In chapter 7, Nicodemus gave it a shot and mostly failed. At least he’s doing Jesus’s working in the daytime now and still letting the Lord work on him, apparently (see Chapter 19 of John). Turns out there’s another member of the Sanhedrin who secretly followed Jesus. Remember his name? Joseph of Arimathea. Neither of them is mentioned throughout Jesus’s arrest, trial and execution. Nor when Jewish council leaders go to Pilate to ask that Jesus’s legs be broken so he’ll be dead and buried – the whole ordeal out of sight before Passover tourists arrive in Jerusalem. John says, in the midst of it Joseph went to Pilate to ask for Jesus’s body. Nicodemus buys and brings the burial spices. Together they carry the bloody, filthy soiled body of a condemned criminal – handle it, intimately, in ways no Jews who cared about ritual purity would consider.
Nobody doubted whose side Nicodemus was on now – now that he’d just embraced the body of a dead criminal. Again, friends, not just dead: eviscerated. Blood, urine, feces – human death is really, really messy. However dark it looked and sounded and smelled at the moment, Nicodemus chose to embrace the Light. I can’t tell you what was in his head and heart, but Jesus knew. Jesus knew that first night in the middle of the night when Nicodemus first came to see him, when Jesus received him and entertained his questions and pushed back with questions of his own – questions about the Spirit which Nicodemus was trying so hard NOT to listen to. And the other question: “You are a teacher of Israel and you don’t know these things?” Only in the dark he didn’t know. Only so long as he stayed in the dark he didn’t.
But he didn’t stay.
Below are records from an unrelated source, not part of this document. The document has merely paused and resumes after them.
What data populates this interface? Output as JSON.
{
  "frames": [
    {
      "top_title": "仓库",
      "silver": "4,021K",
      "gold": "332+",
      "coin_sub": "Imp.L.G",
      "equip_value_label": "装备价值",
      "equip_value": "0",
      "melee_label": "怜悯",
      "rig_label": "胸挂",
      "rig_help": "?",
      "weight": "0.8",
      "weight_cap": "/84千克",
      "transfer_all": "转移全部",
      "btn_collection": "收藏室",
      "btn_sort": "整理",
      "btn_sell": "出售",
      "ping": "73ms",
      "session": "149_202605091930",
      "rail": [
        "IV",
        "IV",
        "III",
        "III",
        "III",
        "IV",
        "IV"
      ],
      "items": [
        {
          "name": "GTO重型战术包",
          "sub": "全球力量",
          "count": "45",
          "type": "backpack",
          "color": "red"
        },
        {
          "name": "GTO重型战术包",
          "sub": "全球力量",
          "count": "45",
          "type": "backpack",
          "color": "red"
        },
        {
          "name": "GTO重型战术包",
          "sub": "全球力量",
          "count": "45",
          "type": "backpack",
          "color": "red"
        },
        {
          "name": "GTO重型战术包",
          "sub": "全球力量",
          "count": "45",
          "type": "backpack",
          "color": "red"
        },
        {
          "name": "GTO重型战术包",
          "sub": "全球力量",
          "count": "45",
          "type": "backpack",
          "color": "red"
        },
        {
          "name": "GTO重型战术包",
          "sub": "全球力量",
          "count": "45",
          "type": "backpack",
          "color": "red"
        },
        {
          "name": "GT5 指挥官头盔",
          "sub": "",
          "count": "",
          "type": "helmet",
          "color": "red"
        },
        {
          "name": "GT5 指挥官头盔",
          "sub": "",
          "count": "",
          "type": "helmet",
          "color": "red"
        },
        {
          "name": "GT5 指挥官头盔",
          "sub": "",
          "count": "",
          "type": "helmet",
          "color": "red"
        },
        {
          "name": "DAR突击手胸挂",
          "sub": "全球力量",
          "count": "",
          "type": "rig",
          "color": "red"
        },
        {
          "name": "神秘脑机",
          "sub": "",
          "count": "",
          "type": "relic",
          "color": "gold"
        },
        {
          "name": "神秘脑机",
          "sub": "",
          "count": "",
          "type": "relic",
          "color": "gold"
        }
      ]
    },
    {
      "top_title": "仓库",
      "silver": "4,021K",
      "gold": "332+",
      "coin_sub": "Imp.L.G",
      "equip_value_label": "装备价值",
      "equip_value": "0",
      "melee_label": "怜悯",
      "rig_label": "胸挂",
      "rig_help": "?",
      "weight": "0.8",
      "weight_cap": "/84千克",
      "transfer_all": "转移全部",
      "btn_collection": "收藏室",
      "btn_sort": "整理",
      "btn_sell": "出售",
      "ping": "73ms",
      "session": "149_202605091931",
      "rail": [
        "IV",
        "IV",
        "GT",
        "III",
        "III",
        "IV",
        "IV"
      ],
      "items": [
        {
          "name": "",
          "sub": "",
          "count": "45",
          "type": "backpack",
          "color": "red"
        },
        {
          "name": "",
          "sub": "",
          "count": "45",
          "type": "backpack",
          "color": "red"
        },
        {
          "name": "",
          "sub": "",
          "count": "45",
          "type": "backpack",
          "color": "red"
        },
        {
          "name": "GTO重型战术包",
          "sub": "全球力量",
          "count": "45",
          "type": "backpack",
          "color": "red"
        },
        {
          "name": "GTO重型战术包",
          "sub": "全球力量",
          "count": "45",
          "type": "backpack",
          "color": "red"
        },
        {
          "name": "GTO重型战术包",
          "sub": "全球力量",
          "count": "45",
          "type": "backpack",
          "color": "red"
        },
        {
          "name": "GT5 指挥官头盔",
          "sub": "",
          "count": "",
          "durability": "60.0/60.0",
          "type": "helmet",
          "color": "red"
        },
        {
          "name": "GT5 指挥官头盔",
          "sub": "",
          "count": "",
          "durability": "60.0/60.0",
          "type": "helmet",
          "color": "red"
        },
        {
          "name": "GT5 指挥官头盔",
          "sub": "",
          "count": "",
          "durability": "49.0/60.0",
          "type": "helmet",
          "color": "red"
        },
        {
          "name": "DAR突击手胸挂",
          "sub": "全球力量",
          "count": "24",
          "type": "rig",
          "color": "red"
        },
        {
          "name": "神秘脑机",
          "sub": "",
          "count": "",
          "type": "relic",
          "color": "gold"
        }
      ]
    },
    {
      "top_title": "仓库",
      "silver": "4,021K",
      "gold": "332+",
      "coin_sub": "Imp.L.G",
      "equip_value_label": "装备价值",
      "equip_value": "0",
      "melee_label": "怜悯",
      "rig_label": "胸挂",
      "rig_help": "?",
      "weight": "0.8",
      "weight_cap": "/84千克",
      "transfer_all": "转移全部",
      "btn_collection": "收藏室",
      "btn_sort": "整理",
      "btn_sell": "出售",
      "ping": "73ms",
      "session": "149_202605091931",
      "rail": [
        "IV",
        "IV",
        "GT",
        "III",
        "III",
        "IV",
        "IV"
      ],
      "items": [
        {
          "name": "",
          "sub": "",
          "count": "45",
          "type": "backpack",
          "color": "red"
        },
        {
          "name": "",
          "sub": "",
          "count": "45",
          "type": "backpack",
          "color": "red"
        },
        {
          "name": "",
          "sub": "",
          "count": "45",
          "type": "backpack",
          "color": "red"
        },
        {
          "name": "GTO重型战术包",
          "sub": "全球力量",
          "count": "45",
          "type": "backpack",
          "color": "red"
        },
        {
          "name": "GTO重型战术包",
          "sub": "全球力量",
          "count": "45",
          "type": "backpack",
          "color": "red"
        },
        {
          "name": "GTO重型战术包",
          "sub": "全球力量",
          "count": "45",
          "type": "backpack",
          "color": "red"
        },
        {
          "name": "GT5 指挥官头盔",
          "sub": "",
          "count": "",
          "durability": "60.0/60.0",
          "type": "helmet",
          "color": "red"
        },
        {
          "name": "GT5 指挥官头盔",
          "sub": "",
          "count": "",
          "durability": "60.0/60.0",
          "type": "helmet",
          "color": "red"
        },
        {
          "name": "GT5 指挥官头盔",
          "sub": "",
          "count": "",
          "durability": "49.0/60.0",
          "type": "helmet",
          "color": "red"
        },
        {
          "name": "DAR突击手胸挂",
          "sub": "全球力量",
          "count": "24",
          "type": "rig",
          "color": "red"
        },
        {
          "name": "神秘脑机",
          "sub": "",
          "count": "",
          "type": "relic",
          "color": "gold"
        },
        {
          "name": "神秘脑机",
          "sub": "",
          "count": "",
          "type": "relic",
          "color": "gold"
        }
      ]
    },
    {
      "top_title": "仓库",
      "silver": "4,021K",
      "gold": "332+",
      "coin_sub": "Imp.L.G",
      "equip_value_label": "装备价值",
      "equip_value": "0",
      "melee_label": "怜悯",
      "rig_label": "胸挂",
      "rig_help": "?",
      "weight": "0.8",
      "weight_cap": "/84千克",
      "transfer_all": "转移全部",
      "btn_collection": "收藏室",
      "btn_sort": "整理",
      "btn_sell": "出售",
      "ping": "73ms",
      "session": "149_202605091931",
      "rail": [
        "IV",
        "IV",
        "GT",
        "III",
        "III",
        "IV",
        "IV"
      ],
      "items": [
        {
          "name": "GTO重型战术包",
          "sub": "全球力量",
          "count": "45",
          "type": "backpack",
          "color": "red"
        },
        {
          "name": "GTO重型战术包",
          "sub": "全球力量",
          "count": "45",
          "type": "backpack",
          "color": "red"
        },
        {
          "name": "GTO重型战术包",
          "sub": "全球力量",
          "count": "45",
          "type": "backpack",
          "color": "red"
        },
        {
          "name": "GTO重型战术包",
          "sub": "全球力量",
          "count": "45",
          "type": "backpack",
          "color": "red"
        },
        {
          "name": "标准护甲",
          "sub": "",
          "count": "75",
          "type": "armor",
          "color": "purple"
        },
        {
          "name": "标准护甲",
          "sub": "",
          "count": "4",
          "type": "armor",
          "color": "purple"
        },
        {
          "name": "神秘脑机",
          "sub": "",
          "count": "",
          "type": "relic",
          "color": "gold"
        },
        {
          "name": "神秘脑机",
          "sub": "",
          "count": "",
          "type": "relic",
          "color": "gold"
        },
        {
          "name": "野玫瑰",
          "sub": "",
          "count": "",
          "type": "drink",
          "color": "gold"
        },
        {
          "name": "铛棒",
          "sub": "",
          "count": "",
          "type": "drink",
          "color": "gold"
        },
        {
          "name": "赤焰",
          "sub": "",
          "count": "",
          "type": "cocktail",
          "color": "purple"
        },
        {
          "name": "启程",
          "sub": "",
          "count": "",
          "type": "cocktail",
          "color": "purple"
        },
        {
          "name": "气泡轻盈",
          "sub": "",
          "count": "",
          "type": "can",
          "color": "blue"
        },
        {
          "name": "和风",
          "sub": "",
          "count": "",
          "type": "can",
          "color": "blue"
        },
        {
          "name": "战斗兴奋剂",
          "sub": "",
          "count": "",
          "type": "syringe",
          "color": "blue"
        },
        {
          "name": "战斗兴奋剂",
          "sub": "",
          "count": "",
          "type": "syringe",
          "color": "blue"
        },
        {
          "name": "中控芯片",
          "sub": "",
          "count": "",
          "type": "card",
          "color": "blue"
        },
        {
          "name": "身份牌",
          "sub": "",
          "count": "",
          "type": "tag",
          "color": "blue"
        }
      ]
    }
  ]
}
The Spirit moved him to the daylight – the same way it will move the rest of Jesus’s disciples in this story soon enough. It moved Nicodemus to go where Jesus went. To the praetorium and the cross, to embrace death without a shred of fear. Nicodemus’s bid to faith began in the middle of the night and took him to a graveyard where he chose to love the light rather than the darkness. To love the light demanded that he move, that he commit to certain action, to certain allegiances that would sever him from the comforts of life as he’d known it so far.
Still, he embraced the cross, not knowing for sure what came next – only confident in the words of Jesus as he’d heard them once before: For God so loved that world, that whoever believes in him, is bound for everlasting life. May his wisdom and his courage bring our own hearts, minds and bodies to such faith.